**Goal of the exercise:**
With the string "features" as the filter, copy each matching line from the records.

**Data supplied:**

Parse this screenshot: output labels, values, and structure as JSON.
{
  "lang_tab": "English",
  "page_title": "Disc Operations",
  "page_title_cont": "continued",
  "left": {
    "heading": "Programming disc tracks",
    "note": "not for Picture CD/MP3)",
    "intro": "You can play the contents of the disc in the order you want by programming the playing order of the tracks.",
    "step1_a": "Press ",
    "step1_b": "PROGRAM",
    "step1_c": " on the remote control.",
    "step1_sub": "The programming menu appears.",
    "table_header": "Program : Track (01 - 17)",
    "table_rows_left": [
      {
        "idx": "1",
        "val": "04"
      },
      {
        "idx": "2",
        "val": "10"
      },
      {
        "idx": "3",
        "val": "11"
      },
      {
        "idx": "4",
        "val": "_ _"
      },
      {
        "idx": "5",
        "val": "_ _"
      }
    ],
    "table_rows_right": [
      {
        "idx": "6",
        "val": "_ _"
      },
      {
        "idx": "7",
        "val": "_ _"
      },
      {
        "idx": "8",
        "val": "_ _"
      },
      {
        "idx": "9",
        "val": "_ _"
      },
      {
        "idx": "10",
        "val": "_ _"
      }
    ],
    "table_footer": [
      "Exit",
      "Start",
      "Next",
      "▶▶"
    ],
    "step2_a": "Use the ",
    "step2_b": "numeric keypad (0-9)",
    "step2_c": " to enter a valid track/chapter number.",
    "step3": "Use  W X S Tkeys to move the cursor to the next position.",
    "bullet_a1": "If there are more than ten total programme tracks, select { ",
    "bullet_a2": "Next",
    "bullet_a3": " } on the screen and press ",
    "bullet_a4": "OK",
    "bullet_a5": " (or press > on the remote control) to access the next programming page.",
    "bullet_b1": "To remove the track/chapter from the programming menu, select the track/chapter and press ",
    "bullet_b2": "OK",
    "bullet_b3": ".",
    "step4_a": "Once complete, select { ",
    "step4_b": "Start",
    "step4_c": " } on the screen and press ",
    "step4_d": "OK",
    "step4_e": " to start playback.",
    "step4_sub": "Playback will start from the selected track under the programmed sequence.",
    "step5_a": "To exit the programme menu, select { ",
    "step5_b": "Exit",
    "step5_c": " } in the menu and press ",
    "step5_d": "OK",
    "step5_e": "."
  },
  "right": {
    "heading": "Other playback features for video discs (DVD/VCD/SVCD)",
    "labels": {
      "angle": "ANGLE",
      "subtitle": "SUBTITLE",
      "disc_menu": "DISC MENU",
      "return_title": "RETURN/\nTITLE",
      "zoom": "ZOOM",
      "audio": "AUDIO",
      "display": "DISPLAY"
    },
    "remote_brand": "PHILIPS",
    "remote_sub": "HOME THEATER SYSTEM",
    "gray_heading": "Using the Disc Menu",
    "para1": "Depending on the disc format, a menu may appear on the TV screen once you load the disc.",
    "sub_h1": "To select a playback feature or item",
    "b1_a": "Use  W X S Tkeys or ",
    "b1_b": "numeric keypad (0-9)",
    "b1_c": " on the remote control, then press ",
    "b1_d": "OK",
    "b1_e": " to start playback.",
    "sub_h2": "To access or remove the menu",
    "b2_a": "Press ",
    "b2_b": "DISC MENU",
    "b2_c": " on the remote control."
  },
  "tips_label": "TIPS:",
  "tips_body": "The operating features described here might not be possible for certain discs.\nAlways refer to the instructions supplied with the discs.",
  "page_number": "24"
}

**Finished exercise:**
    "heading": "Other playback features for video discs (DVD/VCD/SVCD)",
  "tips_body": "The operating features described here might not be possible for certain discs.\nAlways refer to the instructions supplied with the discs.",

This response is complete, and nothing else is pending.